▸ **Records for this exercise**:

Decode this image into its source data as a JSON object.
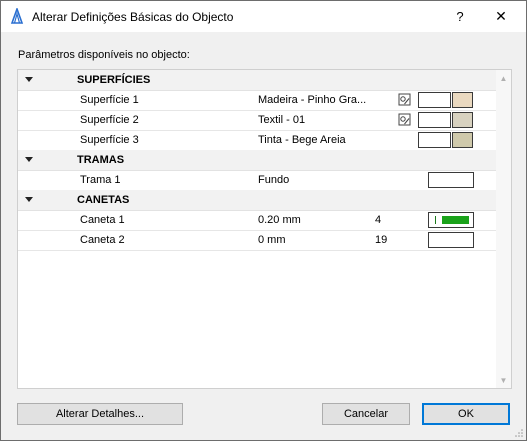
{
  "window": {
    "title": "Alterar Definições Básicas do Objecto",
    "help_label": "?",
    "close_label": "✕"
  },
  "params_label": "Parâmetros disponíveis no objecto:",
  "groups": {
    "superficies": {
      "title": "SUPERFÍCIES",
      "items": [
        {
          "name": "Superfície 1",
          "value": "Madeira - Pinho Gra...",
          "color": "#ead9c0"
        },
        {
          "name": "Superfície 2",
          "value": "Textil - 01",
          "color": "#d8d2c0"
        },
        {
          "name": "Superfície 3",
          "value": "Tinta - Bege Areia",
          "color": "#cfc9ab"
        }
      ]
    },
    "tramas": {
      "title": "TRAMAS",
      "items": [
        {
          "name": "Trama 1",
          "value": "Fundo"
        }
      ]
    },
    "canetas": {
      "title": "CANETAS",
      "items": [
        {
          "name": "Caneta 1",
          "value": "0.20 mm",
          "number": "4"
        },
        {
          "name": "Caneta 2",
          "value": "0 mm",
          "number": "19"
        }
      ]
    }
  },
  "buttons": {
    "details": "Alterar Detalhes...",
    "cancel": "Cancelar",
    "ok": "OK"
  },
  "colors": {
    "pen_green": "#1aa21a",
    "ok_border": "#0078d7"
  }
}
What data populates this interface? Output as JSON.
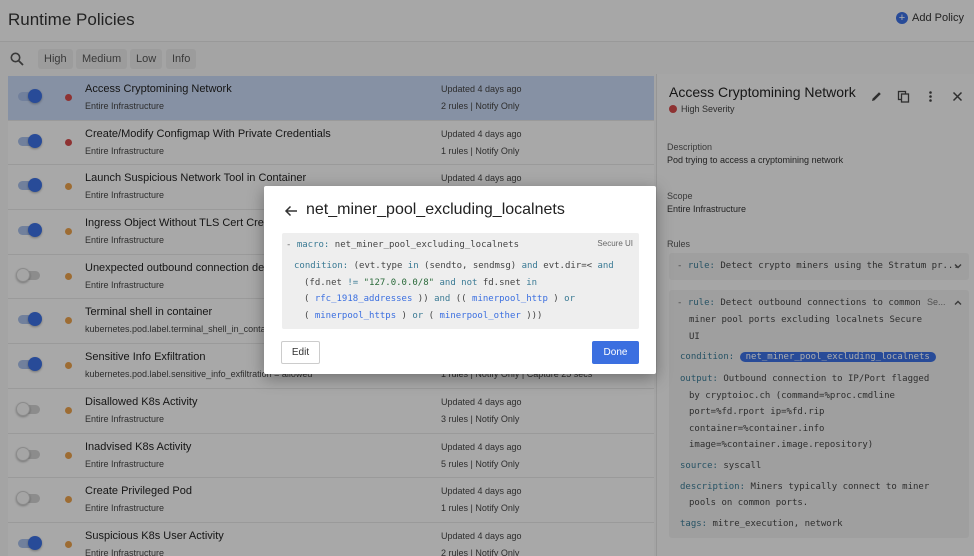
{
  "header": {
    "title": "Runtime Policies",
    "add_policy_label": "Add Policy"
  },
  "filters": {
    "chips": [
      "High",
      "Medium",
      "Low",
      "Info"
    ]
  },
  "policies": [
    {
      "name": "Access Cryptomining Network",
      "scope": "Entire Infrastructure",
      "updated": "Updated 4 days ago",
      "meta": "2 rules | Notify Only",
      "severity": "high",
      "enabled": true
    },
    {
      "name": "Create/Modify Configmap With Private Credentials",
      "scope": "Entire Infrastructure",
      "updated": "Updated 4 days ago",
      "meta": "1 rules | Notify Only",
      "severity": "high",
      "enabled": true
    },
    {
      "name": "Launch Suspicious Network Tool in Container",
      "scope": "Entire Infrastructure",
      "updated": "Updated 4 days ago",
      "meta": "",
      "severity": "medium",
      "enabled": true
    },
    {
      "name": "Ingress Object Without TLS Cert Created",
      "scope": "Entire Infrastructure",
      "updated": "",
      "meta": "",
      "severity": "medium",
      "enabled": true
    },
    {
      "name": "Unexpected outbound connection dest",
      "scope": "Entire Infrastructure",
      "updated": "",
      "meta": "",
      "severity": "medium",
      "enabled": false
    },
    {
      "name": "Terminal shell in container",
      "scope": "kubernetes.pod.label.terminal_shell_in_contai",
      "updated": "",
      "meta": "",
      "severity": "medium",
      "enabled": true
    },
    {
      "name": "Sensitive Info Exfiltration",
      "scope": "kubernetes.pod.label.sensitive_info_exfiltration = allowed",
      "updated": "",
      "meta": "1 rules | Notify Only | Capture 25 secs",
      "severity": "medium",
      "enabled": true
    },
    {
      "name": "Disallowed K8s Activity",
      "scope": "Entire Infrastructure",
      "updated": "Updated 4 days ago",
      "meta": "3 rules | Notify Only",
      "severity": "medium",
      "enabled": false
    },
    {
      "name": "Inadvised K8s Activity",
      "scope": "Entire Infrastructure",
      "updated": "Updated 4 days ago",
      "meta": "5 rules | Notify Only",
      "severity": "medium",
      "enabled": false
    },
    {
      "name": "Create Privileged Pod",
      "scope": "Entire Infrastructure",
      "updated": "Updated 4 days ago",
      "meta": "1 rules | Notify Only",
      "severity": "medium",
      "enabled": false
    },
    {
      "name": "Suspicious K8s User Activity",
      "scope": "Entire Infrastructure",
      "updated": "Updated 4 days ago",
      "meta": "2 rules | Notify Only",
      "severity": "medium",
      "enabled": true
    }
  ],
  "detail": {
    "title": "Access Cryptomining Network",
    "severity_label": "High Severity",
    "description_label": "Description",
    "description": "Pod trying to access a cryptomining network",
    "scope_label": "Scope",
    "scope": "Entire Infrastructure",
    "rules_label": "Rules",
    "rule1": {
      "key": "rule:",
      "value": "Detect crypto miners using the Stratum pr..."
    },
    "rule2": {
      "key": "rule:",
      "value_lines": [
        "Detect outbound connections to common",
        "miner pool ports excluding localnets Secure",
        "UI"
      ],
      "source_badge": "Se...",
      "condition_key": "condition:",
      "condition_tag": "net_miner_pool_excluding_localnets",
      "output_key": "output:",
      "output_lines": [
        "Outbound connection to IP/Port flagged",
        "by cryptoioc.ch (command=%proc.cmdline",
        "port=%fd.rport ip=%fd.rip",
        "container=%container.info",
        "image=%container.image.repository)"
      ],
      "source_key": "source:",
      "source_value": "syscall",
      "description_key": "description:",
      "description_lines": [
        "Miners typically connect to miner",
        "pools on common ports."
      ],
      "tags_key": "tags:",
      "tags_value": "mitre_execution, network"
    }
  },
  "modal": {
    "title": "net_miner_pool_excluding_localnets",
    "source": "Secure UI",
    "macro_key": "macro:",
    "macro_name": "net_miner_pool_excluding_localnets",
    "condition_key": "condition:",
    "line1_a": "(evt.type ",
    "line1_in": "in",
    "line1_b": " (sendto, sendmsg) ",
    "line1_and": "and",
    "line1_c": " evt.dir=< ",
    "line1_and2": "and",
    "line2_a": "(fd.net ",
    "line2_op": "!=",
    "line2_str": " \"127.0.0.0/8\" ",
    "line2_and": "and not",
    "line2_b": " fd.snet ",
    "line2_in": "in",
    "line3_a": "( ",
    "line3_link1": "rfc_1918_addresses",
    "line3_b": " )) ",
    "line3_and": "and",
    "line3_c": " (( ",
    "line3_link2": "minerpool_http",
    "line3_d": " ) ",
    "line3_or": "or",
    "line4_a": "( ",
    "line4_link1": "minerpool_https",
    "line4_b": " ) ",
    "line4_or": "or",
    "line4_c": " ( ",
    "line4_link2": "minerpool_other",
    "line4_d": " )))",
    "edit_label": "Edit",
    "done_label": "Done"
  }
}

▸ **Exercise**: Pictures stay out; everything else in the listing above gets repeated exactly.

▸ **Solution to the exercise**:
Decode this image into its source data as a JSON object.
{
  "window": {
    "title": "Alterar Definições Básicas do Objecto",
    "help_label": "?",
    "close_label": "✕"
  },
  "params_label": "Parâmetros disponíveis no objecto:",
  "groups": {
    "superficies": {
      "title": "SUPERFÍCIES",
      "items": [
        {
          "name": "Superfície 1",
          "value": "Madeira - Pinho Gra...",
          "color": "#ead9c0"
        },
        {
          "name": "Superfície 2",
          "value": "Textil - 01",
          "color": "#d8d2c0"
        },
        {
          "name": "Superfície 3",
          "value": "Tinta - Bege Areia",
          "color": "#cfc9ab"
        }
      ]
    },
    "tramas": {
      "title": "TRAMAS",
      "items": [
        {
          "name": "Trama 1",
          "value": "Fundo"
        }
      ]
    },
    "canetas": {
      "title": "CANETAS",
      "items": [
        {
          "name": "Caneta 1",
          "value": "0.20 mm",
          "number": "4"
        },
        {
          "name": "Caneta 2",
          "value": "0 mm",
          "number": "19"
        }
      ]
    }
  },
  "buttons": {
    "details": "Alterar Detalhes...",
    "cancel": "Cancelar",
    "ok": "OK"
  },
  "colors": {
    "pen_green": "#1aa21a",
    "ok_border": "#0078d7"
  }
}
What data populates this interface? Output as JSON.
{
  "header": {
    "title": "Runtime Policies",
    "add_policy_label": "Add Policy"
  },
  "filters": {
    "chips": [
      "High",
      "Medium",
      "Low",
      "Info"
    ]
  },
  "policies": [
    {
      "name": "Access Cryptomining Network",
      "scope": "Entire Infrastructure",
      "updated": "Updated 4 days ago",
      "meta": "2 rules | Notify Only",
      "severity": "high",
      "enabled": true
    },
    {
      "name": "Create/Modify Configmap With Private Credentials",
      "scope": "Entire Infrastructure",
      "updated": "Updated 4 days ago",
      "meta": "1 rules | Notify Only",
      "severity": "high",
      "enabled": true
    },
    {
      "name": "Launch Suspicious Network Tool in Container",
      "scope": "Entire Infrastructure",
      "updated": "Updated 4 days ago",
      "meta": "",
      "severity": "medium",
      "enabled": true
    },
    {
      "name": "Ingress Object Without TLS Cert Created",
      "scope": "Entire Infrastructure",
      "updated": "",
      "meta": "",
      "severity": "medium",
      "enabled": true
    },
    {
      "name": "Unexpected outbound connection dest",
      "scope": "Entire Infrastructure",
      "updated": "",
      "meta": "",
      "severity": "medium",
      "enabled": false
    },
    {
      "name": "Terminal shell in container",
      "scope": "kubernetes.pod.label.terminal_shell_in_contai",
      "updated": "",
      "meta": "",
      "severity": "medium",
      "enabled": true
    },
    {
      "name": "Sensitive Info Exfiltration",
      "scope": "kubernetes.pod.label.sensitive_info_exfiltration = allowed",
      "updated": "",
      "meta": "1 rules | Notify Only | Capture 25 secs",
      "severity": "medium",
      "enabled": true
    },
    {
      "name": "Disallowed K8s Activity",
      "scope": "Entire Infrastructure",
      "updated": "Updated 4 days ago",
      "meta": "3 rules | Notify Only",
      "severity": "medium",
      "enabled": false
    },
    {
      "name": "Inadvised K8s Activity",
      "scope": "Entire Infrastructure",
      "updated": "Updated 4 days ago",
      "meta": "5 rules | Notify Only",
      "severity": "medium",
      "enabled": false
    },
    {
      "name": "Create Privileged Pod",
      "scope": "Entire Infrastructure",
      "updated": "Updated 4 days ago",
      "meta": "1 rules | Notify Only",
      "severity": "medium",
      "enabled": false
    },
    {
      "name": "Suspicious K8s User Activity",
      "scope": "Entire Infrastructure",
      "updated": "Updated 4 days ago",
      "meta": "2 rules | Notify Only",
      "severity": "medium",
      "enabled": true
    }
  ],
  "detail": {
    "title": "Access Cryptomining Network",
    "severity_label": "High Severity",
    "description_label": "Description",
    "description": "Pod trying to access a cryptomining network",
    "scope_label": "Scope",
    "scope": "Entire Infrastructure",
    "rules_label": "Rules",
    "rule1": {
      "key": "rule:",
      "value": "Detect crypto miners using the Stratum pr..."
    },
    "rule2": {
      "key": "rule:",
      "value_lines": [
        "Detect outbound connections to common",
        "miner pool ports excluding localnets Secure",
        "UI"
      ],
      "source_badge": "Se...",
      "condition_key": "condition:",
      "condition_tag": "net_miner_pool_excluding_localnets",
      "output_key": "output:",
      "output_lines": [
        "Outbound connection to IP/Port flagged",
        "by cryptoioc.ch (command=%proc.cmdline",
        "port=%fd.rport ip=%fd.rip",
        "container=%container.info",
        "image=%container.image.repository)"
      ],
      "source_key": "source:",
      "source_value": "syscall",
      "description_key": "description:",
      "description_lines": [
        "Miners typically connect to miner",
        "pools on common ports."
      ],
      "tags_key": "tags:",
      "tags_value": "mitre_execution, network"
    }
  },
  "modal": {
    "title": "net_miner_pool_excluding_localnets",
    "source": "Secure UI",
    "macro_key": "macro:",
    "macro_name": "net_miner_pool_excluding_localnets",
    "condition_key": "condition:",
    "line1_a": "(evt.type ",
    "line1_in": "in",
    "line1_b": " (sendto, sendmsg) ",
    "line1_and": "and",
    "line1_c": " evt.dir=< ",
    "line1_and2": "and",
    "line2_a": "(fd.net ",
    "line2_op": "!=",
    "line2_str": " \"127.0.0.0/8\" ",
    "line2_and": "and not",
    "line2_b": " fd.snet ",
    "line2_in": "in",
    "line3_a": "( ",
    "line3_link1": "rfc_1918_addresses",
    "line3_b": " )) ",
    "line3_and": "and",
    "line3_c": " (( ",
    "line3_link2": "minerpool_http",
    "line3_d": " ) ",
    "line3_or": "or",
    "line4_a": "( ",
    "line4_link1": "minerpool_https",
    "line4_b": " ) ",
    "line4_or": "or",
    "line4_c": " ( ",
    "line4_link2": "minerpool_other",
    "line4_d": " )))",
    "edit_label": "Edit",
    "done_label": "Done"
  }
}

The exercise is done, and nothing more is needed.